navicular
bone
of
the
forelimb
of
horses
as
seen
by
radiography
during
examination
before
sale.
An
attempt
to
classify
the
findings.
Praktische
Tierarzt.
61,
858-863.
Kaser-Hotz,
B.
and
Ueltschi,
G.
(1992)
Radiographic
appearance
of
the
navicular
bone
in
sound
horses.
Vet.
Radio!.
Ultrasound
33,
9-17.
Lindsey,
J.K.
(1992)
The
Analysis
of
Stochastic
Processes
using
GLIM.
Springer
Verlage,
Berlin.
pp
33-39.
MacGregor,
C.M.
(1986)
Radiographic
assessment
of
navicular
bones,
based
on
changes
in
the
distal
nutrient
foramina.
Equine
vet.
J.
18,
203-206.
van
der
Meij,
G.J.W.,
Kleyn,
E.F.
and
van
de
Watering,
C.C.
(1967)
Een
onderzoek
naar
de
erfelijke
aanleg
voor
podotrochleitis.
Tijdschr.
Diergeneesk.
92,
1261-
1271.
O'Brien,
T.R.,
Millman,
T.M.,
Pool,
R.R.
and
Suter,
P.F.
(1975)
Navicular
disease
in
the
Thoroughbred
horse:
a
morphologic
investigation
relative
to
a
new
radiographic
projection.
J.
Am.
vet.
Rad.
Soc.
16,
39-51.
Park,
R.D.
(1989)
Radiographic
examination
of
the
equine
foot.
Vet.
Clin.
N.
Am.:
Equine
Pract.
5,
47-66.
Pool,
R.N.,
Meagher,
D.M.
and
Stover,
S.M.
(1989)
Pathophysiology
of
navicular
syndrome.
Vet.
Clin.
N.
Am.:
Equine
Pract.
5,
109-129.
Poulos,
P.W.
(1983)
Correlation
of
the
radiographic
signs
and
histologic
changes
in
navicular
disease.
Proc.
Am.
Ass.
equine
Practnrs.
29,
241-255.
Poulos,
P.W.,
Brown,
A.
and
Gamboa,
L.
(1989)
On
navicular
disease
in
the
horse.
A
roentgenological
and
pathoanatomic
study
Part
2.
Osseous
bodies
associated
with
the
impar
ligament.
Vet.
Radiol.
30,
54-58.
Rose,
R.J.,
Taylor,
B.J.
and
Steel,
J.D.
(1978)
Navicular
disease
in
the
horse:
an
analysis
of
seventy
cases
and
assessment
of
a
special
radiographic
view.
J.
equine
Med.
Surg.
2,
492-497.
Rijkenhuizen,
A.B.M.,
Nemeth,
F.,
Dik,
K.J.
and
Goedegebuure,
S.A.
(1989)
The
arterial
supply

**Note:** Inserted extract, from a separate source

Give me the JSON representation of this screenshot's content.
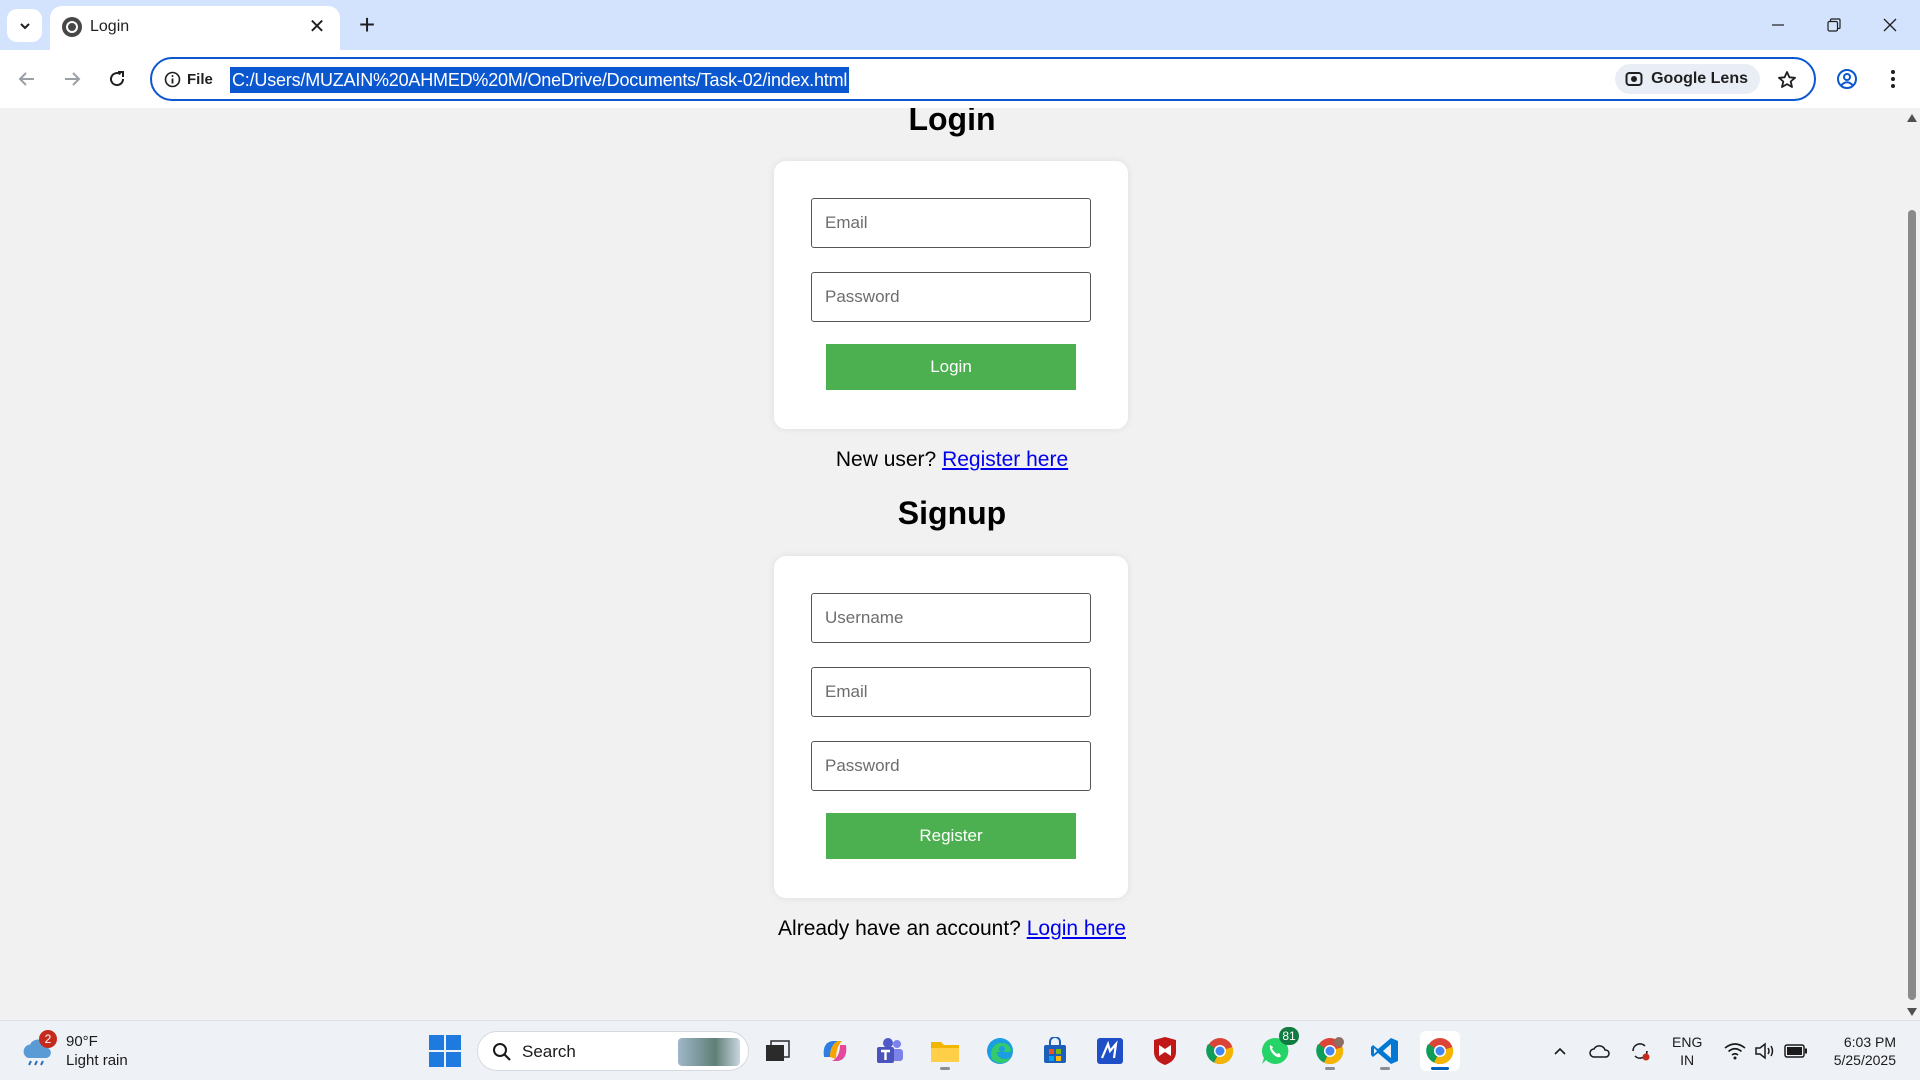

of
the
navicular
bone
in
adult
horses
with
navicular
disease.
Equine
vet.
J.
21,
418-424.
Wright,
I.M.
(1993)
A
study
of
118
cases

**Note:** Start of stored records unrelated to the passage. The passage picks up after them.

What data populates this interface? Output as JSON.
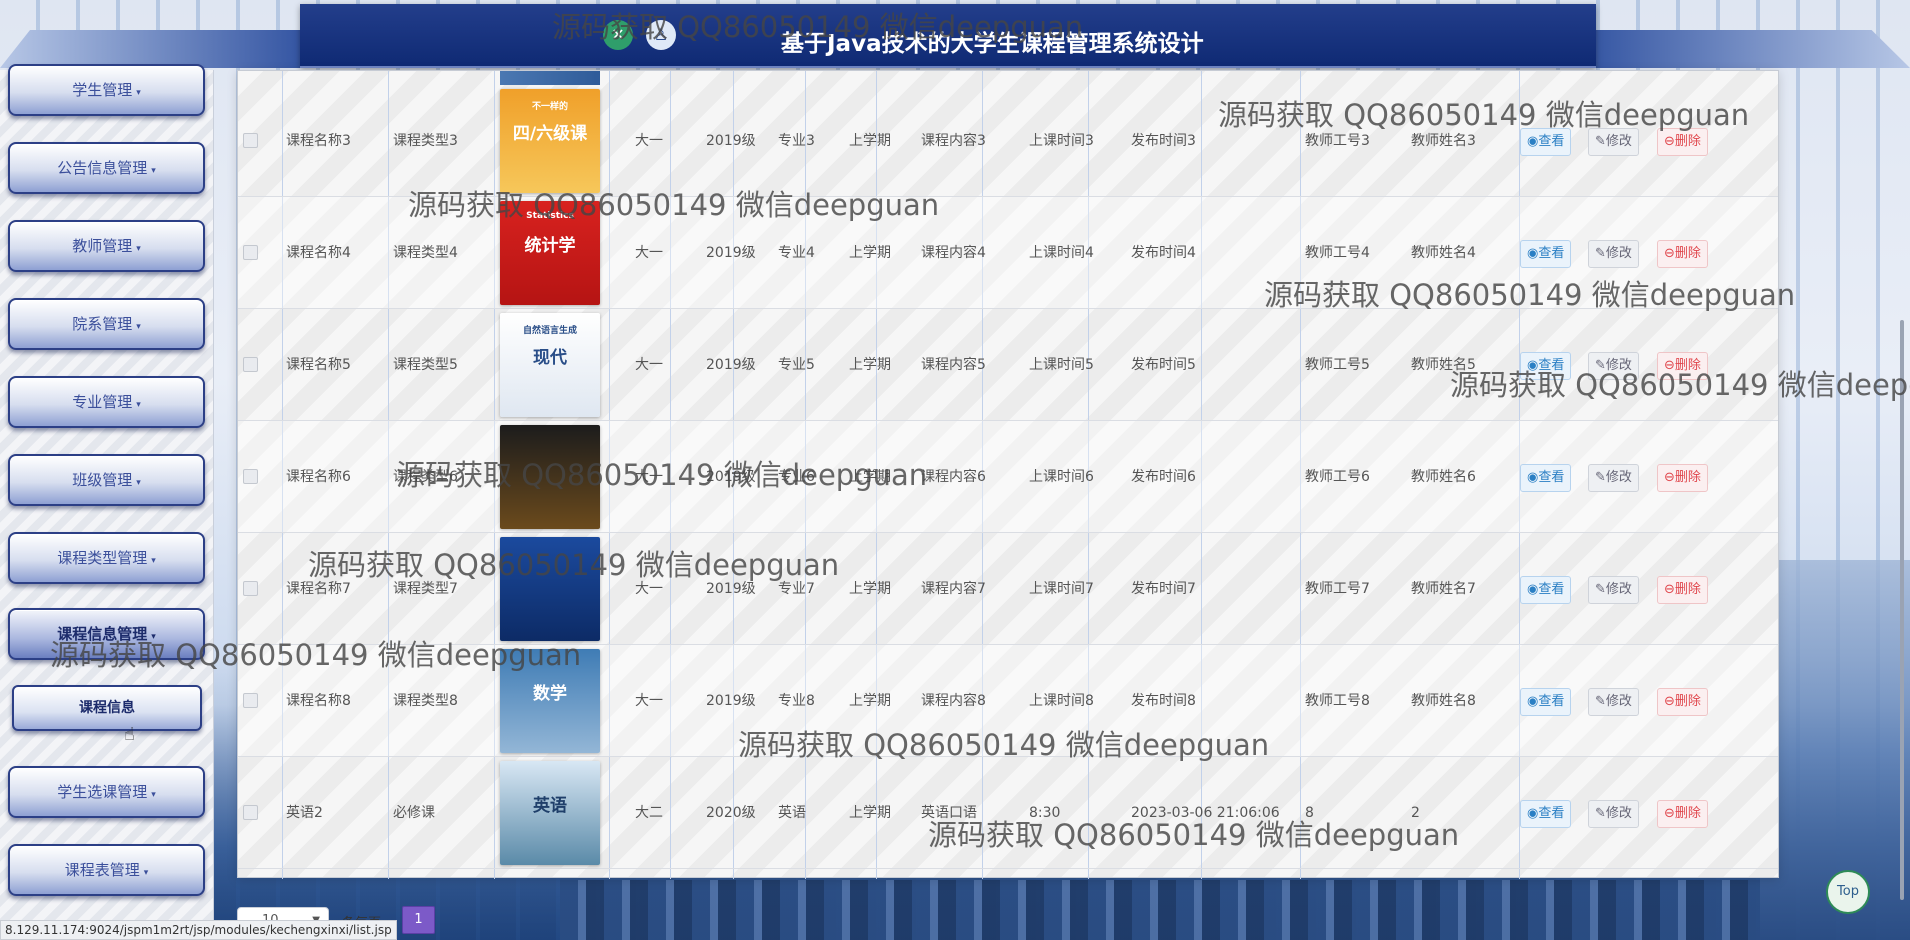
{
  "header": {
    "title": "基于Java技术的大学生课程管理系统设计",
    "icons": [
      "settings-icon",
      "user-icon"
    ]
  },
  "sidebar": {
    "items": [
      {
        "label": "学生管理"
      },
      {
        "label": "公告信息管理"
      },
      {
        "label": "教师管理"
      },
      {
        "label": "院系管理"
      },
      {
        "label": "专业管理"
      },
      {
        "label": "班级管理"
      },
      {
        "label": "课程类型管理"
      },
      {
        "label": "课程信息管理"
      },
      {
        "label": "学生选课管理"
      },
      {
        "label": "课程表管理"
      }
    ],
    "submenu": {
      "label": "课程信息"
    },
    "caret": "▾"
  },
  "table": {
    "rows": [
      {
        "name": "课程名称3",
        "type": "课程类型3",
        "grade": "大一",
        "year": "2019级",
        "major": "专业3",
        "term": "上学期",
        "content": "课程内容3",
        "time": "上课时间3",
        "publish": "发布时间3",
        "tid": "教师工号3",
        "tname": "教师姓名3",
        "cover_title": "四/六级课",
        "cover_sub": "不一样的"
      },
      {
        "name": "课程名称4",
        "type": "课程类型4",
        "grade": "大一",
        "year": "2019级",
        "major": "专业4",
        "term": "上学期",
        "content": "课程内容4",
        "time": "上课时间4",
        "publish": "发布时间4",
        "tid": "教师工号4",
        "tname": "教师姓名4",
        "cover_title": "统计学",
        "cover_sub": "Statistics"
      },
      {
        "name": "课程名称5",
        "type": "课程类型5",
        "grade": "大一",
        "year": "2019级",
        "major": "专业5",
        "term": "上学期",
        "content": "课程内容5",
        "time": "上课时间5",
        "publish": "发布时间5",
        "tid": "教师工号5",
        "tname": "教师姓名5",
        "cover_title": "现代",
        "cover_sub": "自然语言生成"
      },
      {
        "name": "课程名称6",
        "type": "课程类型6",
        "grade": "大一",
        "year": "2019级",
        "major": "专业6",
        "term": "上学期",
        "content": "课程内容6",
        "time": "上课时间6",
        "publish": "发布时间6",
        "tid": "教师工号6",
        "tname": "教师姓名6",
        "cover_title": "",
        "cover_sub": ""
      },
      {
        "name": "课程名称7",
        "type": "课程类型7",
        "grade": "大一",
        "year": "2019级",
        "major": "专业7",
        "term": "上学期",
        "content": "课程内容7",
        "time": "上课时间7",
        "publish": "发布时间7",
        "tid": "教师工号7",
        "tname": "教师姓名7",
        "cover_title": "",
        "cover_sub": ""
      },
      {
        "name": "课程名称8",
        "type": "课程类型8",
        "grade": "大一",
        "year": "2019级",
        "major": "专业8",
        "term": "上学期",
        "content": "课程内容8",
        "time": "上课时间8",
        "publish": "发布时间8",
        "tid": "教师工号8",
        "tname": "教师姓名8",
        "cover_title": "数学",
        "cover_sub": ""
      },
      {
        "name": "英语2",
        "type": "必修课",
        "grade": "大二",
        "year": "2020级",
        "major": "英语",
        "term": "上学期",
        "content": "英语口语",
        "time": "8:30",
        "publish": "2023-03-06 21:06:06",
        "tid": "8",
        "tname": "2",
        "cover_title": "英语",
        "cover_sub": ""
      }
    ],
    "actions": {
      "view": "◉查看",
      "edit": "✎修改",
      "delete": "⊖删除"
    }
  },
  "pagination": {
    "page_size": "10",
    "per_page_label": "条每页",
    "current_page": "1"
  },
  "top_button": "Top",
  "status_url": "8.129.11.174:9024/jspm1m2rt/jsp/modules/kechengxinxi/list.jsp",
  "watermark": "源码获取 QQ86050149 微信deepguan",
  "colors": {
    "header": "#0f2a74",
    "accent": "#7c5ac8",
    "delete": "#e0464c",
    "view": "#2a7fc4"
  }
}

of
navicular
disease:
radiological
features.
Equine
vet,
J.
25,
493-503.
Wright,
I.M.
and
Douglas,
J.
(1993)
Biomechanical
considerations
in
the
treatment
of
navicular
disease.
Vet.
Rec.
133,
109-114.
Received
for
publication:
11.7.94
Accepted:
30.3.95